Some bloggers said shortly after midnight that Bush had won the election. posted, and then quickly removed, a banner headline saying "Bush Wins." Columnist Andrew Sullivan, a Kerry supporter, said: "It's over: President Bush is narrowly re-elected (in) a victory that is unlikely to be challenged."
But John Edwards, the Democratic vice presidential nominee, wasn't so quick to concede defeat. He appeared on a stage in Boston to assure a tired crowd: "We've waited four years for this victory. We can wait one more night."
Rumors ricocheted around the Internet about what was happening in each state. In New Hampshire, Republicans "think they're going to win," wrote CrushKerry.com around 10 p.m. EST. "Bush surprisingly won two wards in heavily Democratic Manchester, and one in Nashua." But by the morning, Kerry turned out to have a solid lead of more than 9,000 votes.
Bloggers and other Internet sites did influence the public's perception of the race early in the day by the results of exit polls. Those showed Kerry ahead in Ohio, New Mexico and Florida and sent the stock market a little lower Tuesday before it rebounded Wednesday on numbers favorable to Bush in those states.

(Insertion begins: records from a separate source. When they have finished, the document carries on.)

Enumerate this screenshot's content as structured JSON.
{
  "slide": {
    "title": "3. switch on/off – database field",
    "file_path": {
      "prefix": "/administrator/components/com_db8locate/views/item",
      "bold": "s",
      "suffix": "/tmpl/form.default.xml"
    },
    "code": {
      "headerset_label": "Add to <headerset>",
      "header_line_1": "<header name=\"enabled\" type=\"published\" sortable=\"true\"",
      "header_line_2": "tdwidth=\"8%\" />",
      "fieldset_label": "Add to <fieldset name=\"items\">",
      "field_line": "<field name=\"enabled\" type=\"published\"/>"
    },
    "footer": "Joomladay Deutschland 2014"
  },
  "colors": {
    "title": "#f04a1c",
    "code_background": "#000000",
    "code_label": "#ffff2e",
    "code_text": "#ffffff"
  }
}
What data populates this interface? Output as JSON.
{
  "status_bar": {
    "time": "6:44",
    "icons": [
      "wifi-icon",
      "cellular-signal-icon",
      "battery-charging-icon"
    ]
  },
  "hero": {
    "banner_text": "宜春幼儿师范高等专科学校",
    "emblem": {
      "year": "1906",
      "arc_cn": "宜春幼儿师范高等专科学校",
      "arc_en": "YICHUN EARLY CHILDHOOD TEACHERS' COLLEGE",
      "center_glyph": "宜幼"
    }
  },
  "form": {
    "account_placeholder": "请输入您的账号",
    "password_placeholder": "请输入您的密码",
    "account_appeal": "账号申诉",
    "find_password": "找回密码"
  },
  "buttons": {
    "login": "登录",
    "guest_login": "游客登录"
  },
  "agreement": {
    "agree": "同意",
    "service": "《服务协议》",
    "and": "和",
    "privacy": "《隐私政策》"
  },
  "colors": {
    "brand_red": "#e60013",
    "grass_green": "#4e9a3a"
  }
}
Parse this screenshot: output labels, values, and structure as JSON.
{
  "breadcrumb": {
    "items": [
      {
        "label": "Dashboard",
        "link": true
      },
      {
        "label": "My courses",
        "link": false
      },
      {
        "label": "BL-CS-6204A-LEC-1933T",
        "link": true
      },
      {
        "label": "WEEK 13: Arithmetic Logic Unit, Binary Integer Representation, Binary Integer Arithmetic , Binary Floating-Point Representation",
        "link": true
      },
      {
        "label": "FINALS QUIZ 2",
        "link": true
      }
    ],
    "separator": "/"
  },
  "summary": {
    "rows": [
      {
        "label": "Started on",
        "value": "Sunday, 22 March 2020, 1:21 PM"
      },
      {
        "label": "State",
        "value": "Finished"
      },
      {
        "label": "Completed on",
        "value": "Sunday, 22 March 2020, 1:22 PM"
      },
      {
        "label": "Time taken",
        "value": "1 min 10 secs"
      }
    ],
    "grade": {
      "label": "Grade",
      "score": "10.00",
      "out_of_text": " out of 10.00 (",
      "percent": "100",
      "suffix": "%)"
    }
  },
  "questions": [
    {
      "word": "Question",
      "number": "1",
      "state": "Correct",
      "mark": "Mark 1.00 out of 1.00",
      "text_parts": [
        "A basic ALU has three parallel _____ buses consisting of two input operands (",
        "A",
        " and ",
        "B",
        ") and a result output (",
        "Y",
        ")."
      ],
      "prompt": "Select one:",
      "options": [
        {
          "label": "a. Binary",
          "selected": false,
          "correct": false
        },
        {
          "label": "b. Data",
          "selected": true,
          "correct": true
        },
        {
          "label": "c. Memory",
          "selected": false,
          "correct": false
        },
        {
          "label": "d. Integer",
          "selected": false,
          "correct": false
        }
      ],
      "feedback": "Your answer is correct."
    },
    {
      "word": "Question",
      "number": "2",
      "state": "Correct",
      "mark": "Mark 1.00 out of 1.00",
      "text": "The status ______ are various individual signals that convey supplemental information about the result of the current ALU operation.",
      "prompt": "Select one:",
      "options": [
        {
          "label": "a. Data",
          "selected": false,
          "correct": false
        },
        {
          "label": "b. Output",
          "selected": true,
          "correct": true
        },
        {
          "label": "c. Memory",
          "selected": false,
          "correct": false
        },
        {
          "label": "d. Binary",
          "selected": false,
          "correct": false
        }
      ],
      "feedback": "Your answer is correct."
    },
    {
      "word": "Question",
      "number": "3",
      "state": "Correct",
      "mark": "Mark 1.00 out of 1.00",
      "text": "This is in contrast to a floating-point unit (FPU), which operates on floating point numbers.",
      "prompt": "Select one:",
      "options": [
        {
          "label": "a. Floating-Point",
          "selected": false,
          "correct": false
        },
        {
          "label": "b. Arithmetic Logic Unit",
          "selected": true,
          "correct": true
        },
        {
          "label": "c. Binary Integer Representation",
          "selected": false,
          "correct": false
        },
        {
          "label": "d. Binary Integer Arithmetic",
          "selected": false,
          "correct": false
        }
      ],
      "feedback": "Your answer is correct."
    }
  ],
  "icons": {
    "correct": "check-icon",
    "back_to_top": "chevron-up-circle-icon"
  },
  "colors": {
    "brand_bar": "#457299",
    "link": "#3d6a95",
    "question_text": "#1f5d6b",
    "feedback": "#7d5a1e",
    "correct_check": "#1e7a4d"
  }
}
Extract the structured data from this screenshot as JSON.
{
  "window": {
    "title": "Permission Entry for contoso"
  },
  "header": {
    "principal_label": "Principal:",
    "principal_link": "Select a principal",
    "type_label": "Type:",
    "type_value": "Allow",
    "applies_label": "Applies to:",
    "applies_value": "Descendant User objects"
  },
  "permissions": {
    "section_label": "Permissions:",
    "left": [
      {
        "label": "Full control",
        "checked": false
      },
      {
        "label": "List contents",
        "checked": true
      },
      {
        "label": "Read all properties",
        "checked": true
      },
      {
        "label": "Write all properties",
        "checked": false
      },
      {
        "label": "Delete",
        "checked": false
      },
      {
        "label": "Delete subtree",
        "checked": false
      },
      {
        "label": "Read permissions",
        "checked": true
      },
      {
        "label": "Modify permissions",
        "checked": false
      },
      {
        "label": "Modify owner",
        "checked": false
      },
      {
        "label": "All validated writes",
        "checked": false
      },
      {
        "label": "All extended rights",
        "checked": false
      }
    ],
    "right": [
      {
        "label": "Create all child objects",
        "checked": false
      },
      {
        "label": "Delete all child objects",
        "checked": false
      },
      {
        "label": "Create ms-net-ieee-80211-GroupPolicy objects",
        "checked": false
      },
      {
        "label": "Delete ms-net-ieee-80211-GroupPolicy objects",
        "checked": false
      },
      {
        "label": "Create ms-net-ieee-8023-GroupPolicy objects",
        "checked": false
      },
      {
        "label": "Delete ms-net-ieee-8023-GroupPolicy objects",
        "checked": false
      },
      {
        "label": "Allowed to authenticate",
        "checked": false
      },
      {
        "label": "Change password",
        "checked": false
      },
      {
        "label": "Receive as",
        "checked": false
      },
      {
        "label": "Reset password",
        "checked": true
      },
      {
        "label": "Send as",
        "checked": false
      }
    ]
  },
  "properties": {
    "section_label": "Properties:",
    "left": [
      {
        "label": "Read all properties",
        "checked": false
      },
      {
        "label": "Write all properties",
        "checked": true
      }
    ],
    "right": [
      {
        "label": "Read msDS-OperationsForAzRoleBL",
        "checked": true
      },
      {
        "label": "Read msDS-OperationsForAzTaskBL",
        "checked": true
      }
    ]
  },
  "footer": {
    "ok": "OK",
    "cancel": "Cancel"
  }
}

Online magazine Slate highlighted exit poll results in a top story on its Web site, and the Mississippi-based <="" news:link="">Sun Herald newspaper published a story saying Kerry was "ahead as a heavy turnout of voters head to the polls." National Public Radio chose not to reveal the exit poll numbers but, in an unusual twist, directed its viewers to Slate.